Price transparency along with cost sharing limits are two ways health insurers can avoid adverse tiering, and the bad publicity (and possible litigation) that goes with it. Four insurers in Florida were accused of discrimination for putting HIV/AIDS drugs on the top tier.
Radiation therapy and androgen deprivation therapy (ADT) resulted in a 57% reduction in death from prostate cancer for men between the ages of 65 and 75, according to a National Cancer Institute study. Men 76 to 85 who received radiation therapy in addition to ADT also lived longer.
We usually want to be in the middle of networks with plenty of strength and sprawl. People strive to have large professional and social networks. Wirelesss carriers brag about how big and reliable their networks are.
It was that way in health care, too. After the pushback against managed care in the 1990s, insurers loosened the reins. Come open enrollment, people were enticed to sign up for a health plan that had cast a wide net with a wide choice of providers or, often more importantly, a plan that their favorite doctor accepted.
But now all talk is of narrow networks and being much more selective—some providers say discriminatory—about which providers are included in health plan’s network, all in the name of value-based care.
Preferred pharmacy network plans have taken over in the Medicare Part D program, foreshadowing the possibility of widespread changes in how plan sponsors contract with retail pharmacies. Meanwhile, community pharmacies want CMS to adopt any-willing-provider provisions to let them in.
Some high-profile cases involving celebrities have Americans paying more attention to traumatic brain injury and going to emergency departments in record numbers as a result.
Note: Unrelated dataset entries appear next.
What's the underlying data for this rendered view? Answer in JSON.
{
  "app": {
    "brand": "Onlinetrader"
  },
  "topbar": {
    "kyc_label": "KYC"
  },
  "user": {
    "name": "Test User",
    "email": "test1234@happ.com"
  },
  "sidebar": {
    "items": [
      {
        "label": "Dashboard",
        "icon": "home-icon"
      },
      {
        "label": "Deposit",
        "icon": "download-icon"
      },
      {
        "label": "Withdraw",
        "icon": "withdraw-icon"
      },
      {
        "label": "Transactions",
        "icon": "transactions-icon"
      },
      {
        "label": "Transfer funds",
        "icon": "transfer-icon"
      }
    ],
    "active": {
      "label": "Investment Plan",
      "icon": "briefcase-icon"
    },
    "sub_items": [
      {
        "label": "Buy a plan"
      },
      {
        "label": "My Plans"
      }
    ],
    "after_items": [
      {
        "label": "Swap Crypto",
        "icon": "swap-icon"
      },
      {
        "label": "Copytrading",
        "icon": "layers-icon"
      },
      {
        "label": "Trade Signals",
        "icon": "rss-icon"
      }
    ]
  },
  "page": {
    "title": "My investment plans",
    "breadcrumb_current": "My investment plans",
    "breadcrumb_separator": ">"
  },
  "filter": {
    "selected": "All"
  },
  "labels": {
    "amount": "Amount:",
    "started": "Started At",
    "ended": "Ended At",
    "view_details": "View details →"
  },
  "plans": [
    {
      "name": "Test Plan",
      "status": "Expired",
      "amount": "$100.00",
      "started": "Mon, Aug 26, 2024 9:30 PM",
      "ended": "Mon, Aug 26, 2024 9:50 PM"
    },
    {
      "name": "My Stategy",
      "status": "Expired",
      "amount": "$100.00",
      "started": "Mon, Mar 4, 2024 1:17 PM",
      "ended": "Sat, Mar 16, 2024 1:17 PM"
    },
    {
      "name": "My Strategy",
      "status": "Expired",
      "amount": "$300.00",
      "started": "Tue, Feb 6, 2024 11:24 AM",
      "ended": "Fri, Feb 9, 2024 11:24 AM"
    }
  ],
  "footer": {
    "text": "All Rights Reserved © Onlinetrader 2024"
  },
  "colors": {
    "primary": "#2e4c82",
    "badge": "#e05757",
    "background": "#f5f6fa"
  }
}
Thoughtfully designed treatment guidelines might help physicians determine the severity of an injury and, eventually, cut down on ED visits.
Patients diagnosed with cancer often stop taking their medications for diabetes. One possible reason is the “life chaos” that comes with the diagnosis of, and treatment for, cancer. Researchers tracked more than 16,000 patients with diabetes between 1998 and 2011.
Close to half of pharmaceutical industry executives favor the FDA factoring economics into their approval decisions, something that most of them dreaded not too long ago. A survey by PwC suggests that the move toward value-based payment might have something to do with this.
In light of the tremendous implications for overuse, misunderstandings, and abuse of a person’s genetic and disease-risk data, regulators have a lot to think about. Next-generation sequencing will produce such a massive amount of data that a totally new approval procedure would be required.
Watch out for “e-iatrogenesis,” which can be found at the intersection of technology and the human beings who use it — and misuse it. Though HIT improves patient safety, it can also help to create new kinds of errors that can cause some harm. Here’s what insurers can do about it.
In 2011, 48% of new MA enrollees were new to Medicare and 52% had switched out of the traditional program, according to Kaiser Family Foundation researchers. In past years, a greater percentage came from those who switched from the traditional program.